+6
Level 63
Apr 21, 2017
Mormons, illegal aliens, and retirees can explain most of these.
+1
Level 20
Jan 27, 2022
Funny but true
+4
Level 75
May 21, 2018
People are taking Go west, young man to heart.
+15
Level 82
May 22, 2018
Two words: Air Conditioning!
+3
Level 68
Nov 27, 2018
Is there a reason this is 11 states instead of ten?
+4
Level 66
Nov 27, 2018
So the 11th state is given credit.
+5
Level 78
Nov 27, 2018
I would expect North Dakota to be on here, given the oil-related booms there in recent years.
+5
Level 87
Jun 26, 2019
It actually wavered between decreasing and barely increasing for decades.
+6
Level 75
Nov 28, 2018
I live in Raleigh, NC. Last stat I heard is that 66 people move here a day on average. I was surprised that NC was not on this list.
+3
Level 75
Dec 10, 2018
Me too.
+3
Level 90
Feb 14, 2019
Since this quiz is about population growth over a 57-year period, the current move-in statistics are probably inconsequential to the rankings.
+4
Level 87
Jun 26, 2019
It's 2.28 times what it was in 1960 and the cutoff is 2.49. Close.
+2
Level 60
Dec 11, 2019
I'm from nearby. People are leaving Raleigh for other places.
+1
Level 46
Feb 12, 2020

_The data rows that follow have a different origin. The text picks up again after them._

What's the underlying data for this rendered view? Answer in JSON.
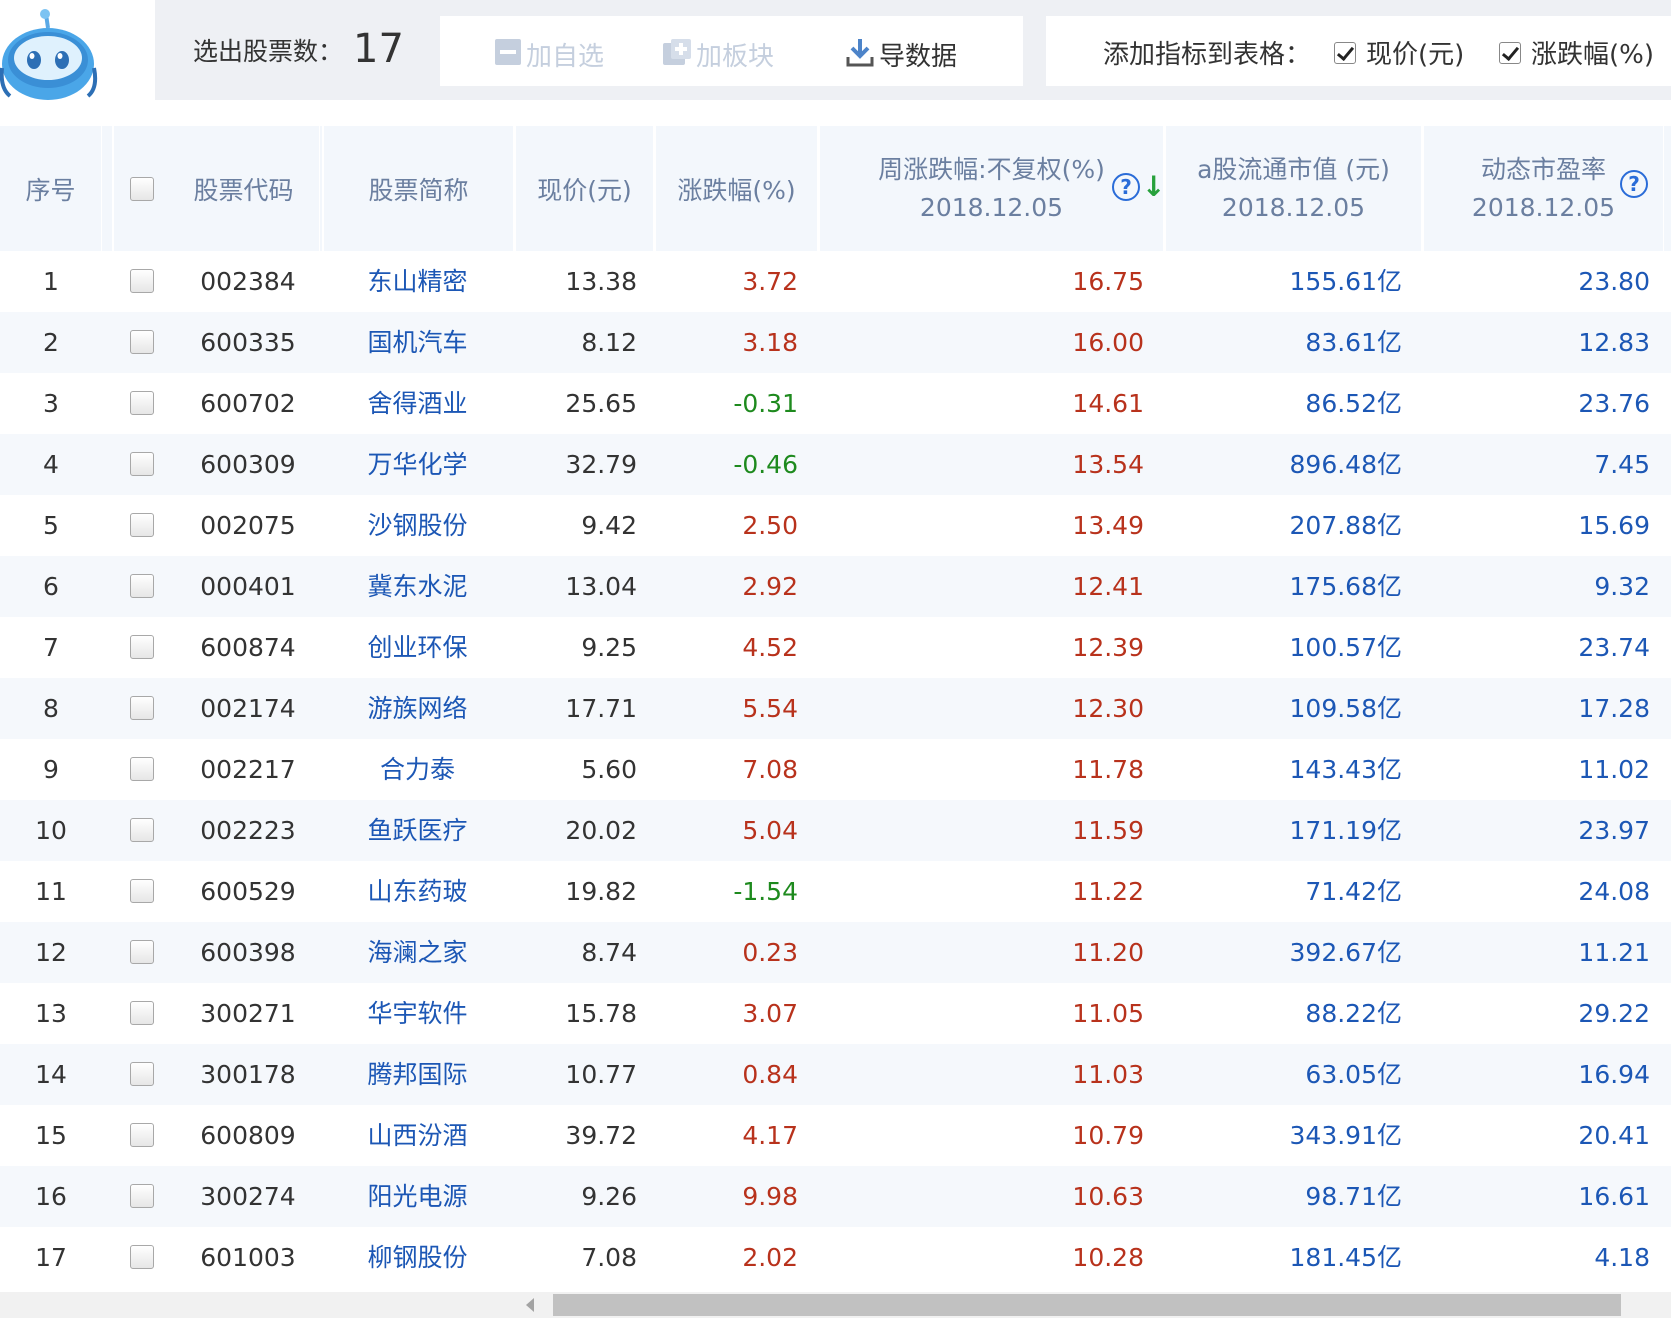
{
  "toolbar": {
    "count_label": "选出股票数：",
    "count_value": "17",
    "add_watchlist": "加自选",
    "add_sector": "加板块",
    "export_data": "导数据",
    "indicator_label": "添加指标到表格：",
    "indicator_price": "现价(元)",
    "indicator_change": "涨跌幅(%)"
  },
  "table": {
    "headers": {
      "index": "序号",
      "code": "股票代码",
      "name": "股票简称",
      "price": "现价(元)",
      "change": "涨跌幅(%)",
      "weekly": "周涨跌幅:不复权(%)",
      "weekly_date": "2018.12.05",
      "mktval": "a股流通市值 (元)",
      "mktval_date": "2018.12.05",
      "pe": "动态市盈率",
      "pe_date": "2018.12.05"
    },
    "rows": [
      {
        "idx": "1",
        "code": "002384",
        "name": "东山精密",
        "price": "13.38",
        "change": "3.72",
        "weekly": "16.75",
        "mktval": "155.61亿",
        "pe": "23.80"
      },
      {
        "idx": "2",
        "code": "600335",
        "name": "国机汽车",
        "price": "8.12",
        "change": "3.18",
        "weekly": "16.00",
        "mktval": "83.61亿",
        "pe": "12.83"
      },
      {
        "idx": "3",
        "code": "600702",
        "name": "舍得酒业",
        "price": "25.65",
        "change": "-0.31",
        "weekly": "14.61",
        "mktval": "86.52亿",
        "pe": "23.76"
      },
      {
        "idx": "4",
        "code": "600309",
        "name": "万华化学",
        "price": "32.79",
        "change": "-0.46",
        "weekly": "13.54",
        "mktval": "896.48亿",
        "pe": "7.45"
      },
      {
        "idx": "5",
        "code": "002075",
        "name": "沙钢股份",
        "price": "9.42",
        "change": "2.50",
        "weekly": "13.49",
        "mktval": "207.88亿",
        "pe": "15.69"
      },
      {
        "idx": "6",
        "code": "000401",
        "name": "冀东水泥",
        "price": "13.04",
        "change": "2.92",
        "weekly": "12.41",
        "mktval": "175.68亿",
        "pe": "9.32"
      },
      {
        "idx": "7",
        "code": "600874",
        "name": "创业环保",
        "price": "9.25",
        "change": "4.52",
        "weekly": "12.39",
        "mktval": "100.57亿",
        "pe": "23.74"
      },
      {
        "idx": "8",
        "code": "002174",
        "name": "游族网络",
        "price": "17.71",
        "change": "5.54",
        "weekly": "12.30",
        "mktval": "109.58亿",
        "pe": "17.28"
      },
      {
        "idx": "9",
        "code": "002217",
        "name": "合力泰",
        "price": "5.60",
        "change": "7.08",
        "weekly": "11.78",
        "mktval": "143.43亿",
        "pe": "11.02"
      },
      {
        "idx": "10",
        "code": "002223",
        "name": "鱼跃医疗",
        "price": "20.02",
        "change": "5.04",
        "weekly": "11.59",
        "mktval": "171.19亿",
        "pe": "23.97"
      },
      {
        "idx": "11",
        "code": "600529",
        "name": "山东药玻",
        "price": "19.82",
        "change": "-1.54",
        "weekly": "11.22",
        "mktval": "71.42亿",
        "pe": "24.08"
      },
      {
        "idx": "12",
        "code": "600398",
        "name": "海澜之家",
        "price": "8.74",
        "change": "0.23",
        "weekly": "11.20",
        "mktval": "392.67亿",
        "pe": "11.21"
      },
      {
        "idx": "13",
        "code": "300271",
        "name": "华宇软件",
        "price": "15.78",
        "change": "3.07",
        "weekly": "11.05",
        "mktval": "88.22亿",
        "pe": "29.22"
      },
      {
        "idx": "14",
        "code": "300178",
        "name": "腾邦国际",
        "price": "10.77",
        "change": "0.84",
        "weekly": "11.03",
        "mktval": "63.05亿",
        "pe": "16.94"
      },
      {
        "idx": "15",
        "code": "600809",
        "name": "山西汾酒",
        "price": "39.72",
        "change": "4.17",
        "weekly": "10.79",
        "mktval": "343.91亿",
        "pe": "20.41"
      },
      {
        "idx": "16",
        "code": "300274",
        "name": "阳光电源",
        "price": "9.26",
        "change": "9.98",
        "weekly": "10.63",
        "mktval": "98.71亿",
        "pe": "16.61"
      },
      {
        "idx": "17",
        "code": "601003",
        "name": "柳钢股份",
        "price": "7.08",
        "change": "2.02",
        "weekly": "10.28",
        "mktval": "181.45亿",
        "pe": "4.18"
      }
    ]
  },
  "colors": {
    "up": "#b8321c",
    "down": "#1e8a1e",
    "link": "#1c57b5",
    "header_text": "#6b7fa0"
  }
}
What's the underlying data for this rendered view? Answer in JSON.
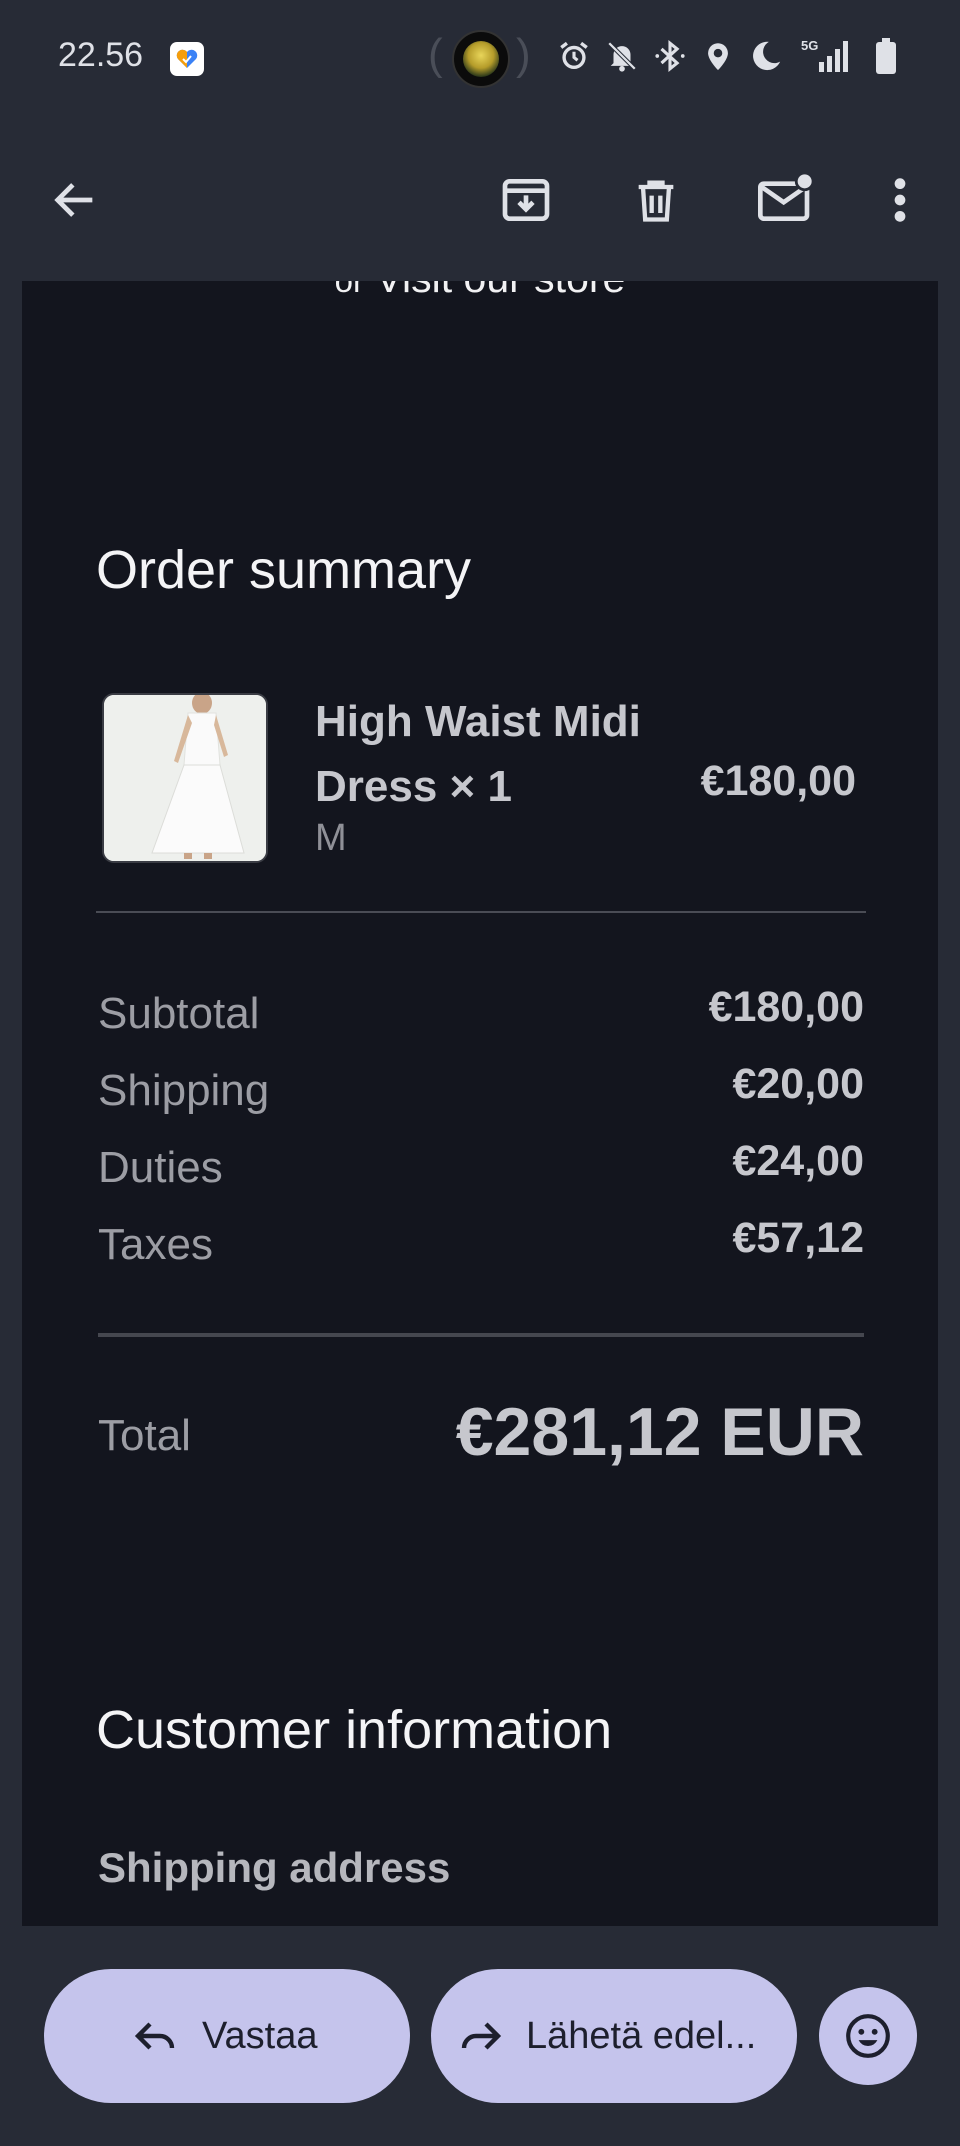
{
  "status_bar": {
    "time": "22.56",
    "icons": [
      "alarm-icon",
      "notifications-off-icon",
      "bluetooth-icon",
      "location-icon",
      "do-not-disturb-moon-icon",
      "signal-5g-icon",
      "battery-icon"
    ],
    "network_label": "5G"
  },
  "app_bar": {
    "icons": [
      "back-arrow-icon",
      "archive-icon",
      "delete-icon",
      "mark-unread-icon",
      "more-vert-icon"
    ]
  },
  "email": {
    "visit_prefix": "or",
    "visit_link": "Visit our store",
    "order_summary_title": "Order summary",
    "item": {
      "name": "High Waist Midi Dress × 1",
      "variant": "M",
      "price": "€180,00"
    },
    "summary_rows": [
      {
        "label": "Subtotal",
        "value": "€180,00"
      },
      {
        "label": "Shipping",
        "value": "€20,00"
      },
      {
        "label": "Duties",
        "value": "€24,00"
      },
      {
        "label": "Taxes",
        "value": "€57,12"
      }
    ],
    "total_label": "Total",
    "total_value": "€281,12 EUR",
    "customer_info_title": "Customer information",
    "shipping_address_label": "Shipping address"
  },
  "bottom_bar": {
    "reply_label": "Vastaa",
    "forward_label": "Lähetä edel...",
    "emoji_icon": "emoji-react-icon"
  },
  "colors": {
    "background": "#272b36",
    "email_surface": "#13151e",
    "pill": "#c5c4ec"
  }
}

I live in NC, too. I am pretty sure North Carolina is 10th place.
+2
Level 75
Jan 23, 2020
Why top 11?
+1
Level 72
May 8, 2020
As an Idahoan, I'm offended that it's the least guessed answer. What the hell, guys? ;)
+1
Level 83
May 8, 2020
I got all the answers but in retrospect I'm not even sure why I guessed Idaho. Why is Idaho growing so fast?
+3
Level 67
May 8, 2020
My best guess would be that Idaho has both a low population (so it's easier for the percentage change to be significant) and the beautiful nature is attracting a lot of millennials. People I know have generally wanted to move to Portland, Denver, Nashville, or Austin, which are hip cities in climates that accommodate outdoor adventures. Those cities (based on anecdotal evidence from people I know who've considered moving there) seem to be hitting the point of capacity for young people moving in, so they're getting more expensive. Boise is growing fast and is still probably pretty cheap, so it is a logical next choice on that list. And of course, because this is America, billionaires are buying up a lot of Idaho's pristine land for themselves. So it seems lots of people have their eyes on Idaho now.
+3
Level 85
May 8, 2020
The relatively high number of Mormons and Evangelical Christians in the state might also account for some of the growth.
+4
Level 60
May 8, 2020
Fun fact: In 1960, the population of California and New York was the same (17 mil). Over these 60 years, the population of New York barely changed (19 mil) whereas California rocketed to 40 million.
+1
Level 37
May 8, 2020
Yes! My home state is on here.
+1
Level 83
May 10, 2020
I know when I was growing up I heard that Northern Virginia was the fastest growing area in the country many times. But the rest of the state aside from Virginia Beach is pretty stagnant.
+1
Level 43
May 21, 2020
huh. would have never guessed Alaska. I was trying to think of the most populous states and where those people might move to. That's the only reason I got Georgia.
+1
Level 41
Jun 4, 2020
Where is the source for this quiz? I'm planning to make this quiz, but have it east of the Mississippi River.
+1
Level 43
Aug 5, 2020
Did them all second try. 50 seconds left
+1
Level 59
Jan 27, 2022
Wow didn't expect Nevada to be that high